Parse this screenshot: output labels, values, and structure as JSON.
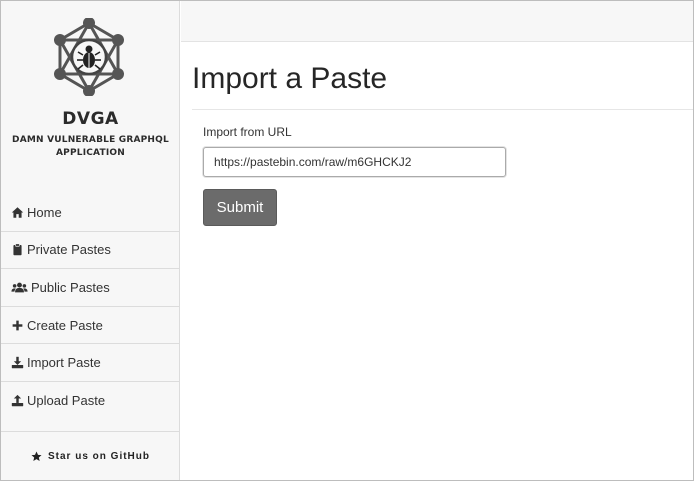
{
  "brand": {
    "title": "DVGA",
    "subtitle": "DAMN VULNERABLE GRAPHQL APPLICATION",
    "logo_icon": "bug-graph-logo"
  },
  "sidebar": {
    "items": [
      {
        "label": "Home",
        "icon": "home-icon"
      },
      {
        "label": "Private Pastes",
        "icon": "clipboard-icon"
      },
      {
        "label": "Public Pastes",
        "icon": "users-icon"
      },
      {
        "label": "Create Paste",
        "icon": "plus-icon"
      },
      {
        "label": "Import Paste",
        "icon": "download-icon"
      },
      {
        "label": "Upload Paste",
        "icon": "upload-icon"
      }
    ],
    "github_label": "Star us on GitHub",
    "github_icon": "star-icon"
  },
  "main": {
    "title": "Import a Paste",
    "form": {
      "label": "Import from URL",
      "url_value": "https://pastebin.com/raw/m6GHCKJ2",
      "submit_label": "Submit"
    }
  },
  "colors": {
    "sidebar_bg": "#f7f7f7",
    "button_bg": "#6b6b6b",
    "text": "#333333"
  }
}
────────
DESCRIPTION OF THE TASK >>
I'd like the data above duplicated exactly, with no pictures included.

RESPONSE AREA >>
Parse this screenshot: output labels, values, and structure as JSON.
{
  "brand": {
    "title": "DVGA",
    "subtitle": "DAMN VULNERABLE GRAPHQL APPLICATION",
    "logo_icon": "bug-graph-logo"
  },
  "sidebar": {
    "items": [
      {
        "label": "Home",
        "icon": "home-icon"
      },
      {
        "label": "Private Pastes",
        "icon": "clipboard-icon"
      },
      {
        "label": "Public Pastes",
        "icon": "users-icon"
      },
      {
        "label": "Create Paste",
        "icon": "plus-icon"
      },
      {
        "label": "Import Paste",
        "icon": "download-icon"
      },
      {
        "label": "Upload Paste",
        "icon": "upload-icon"
      }
    ],
    "github_label": "Star us on GitHub",
    "github_icon": "star-icon"
  },
  "main": {
    "title": "Import a Paste",
    "form": {
      "label": "Import from URL",
      "url_value": "https://pastebin.com/raw/m6GHCKJ2",
      "submit_label": "Submit"
    }
  },
  "colors": {
    "sidebar_bg": "#f7f7f7",
    "button_bg": "#6b6b6b",
    "text": "#333333"
  }
}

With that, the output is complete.